Tally the lines below that contain the word "label". Only the total should be given.

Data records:
━━━━
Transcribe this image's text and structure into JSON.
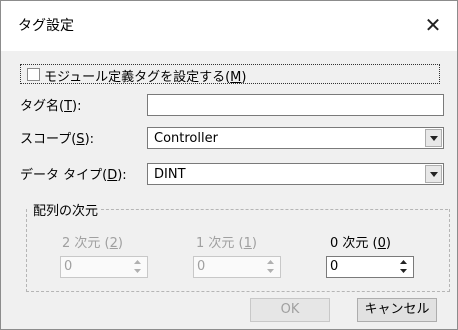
{
  "dialog": {
    "title": "タグ設定",
    "close_glyph": "✕"
  },
  "module_checkbox": {
    "label": "モジュール定義タグを設定する(",
    "hotkey": "M",
    "suffix": ")",
    "checked": false
  },
  "tag_name": {
    "label": "タグ名(",
    "hotkey": "T",
    "suffix": "):",
    "value": ""
  },
  "scope": {
    "label": "スコープ(",
    "hotkey": "S",
    "suffix": "):",
    "value": "Controller"
  },
  "data_type": {
    "label": "データ タイプ(",
    "hotkey": "D",
    "suffix": "):",
    "value": "DINT"
  },
  "dimensions": {
    "group_title": "配列の次元",
    "dim2": {
      "label": "2 次元 (",
      "hotkey": "2",
      "suffix": ")",
      "value": "0",
      "enabled": false
    },
    "dim1": {
      "label": "1 次元 (",
      "hotkey": "1",
      "suffix": ")",
      "value": "0",
      "enabled": false
    },
    "dim0": {
      "label": "0 次元 (",
      "hotkey": "0",
      "suffix": ")",
      "value": "0",
      "enabled": true
    }
  },
  "buttons": {
    "ok": "OK",
    "cancel": "キャンセル"
  },
  "colors": {
    "titlebar": "#ffffff",
    "body": "#f0f0f0",
    "disabled_text": "#a0a0a0"
  }
}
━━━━
RESULT:
7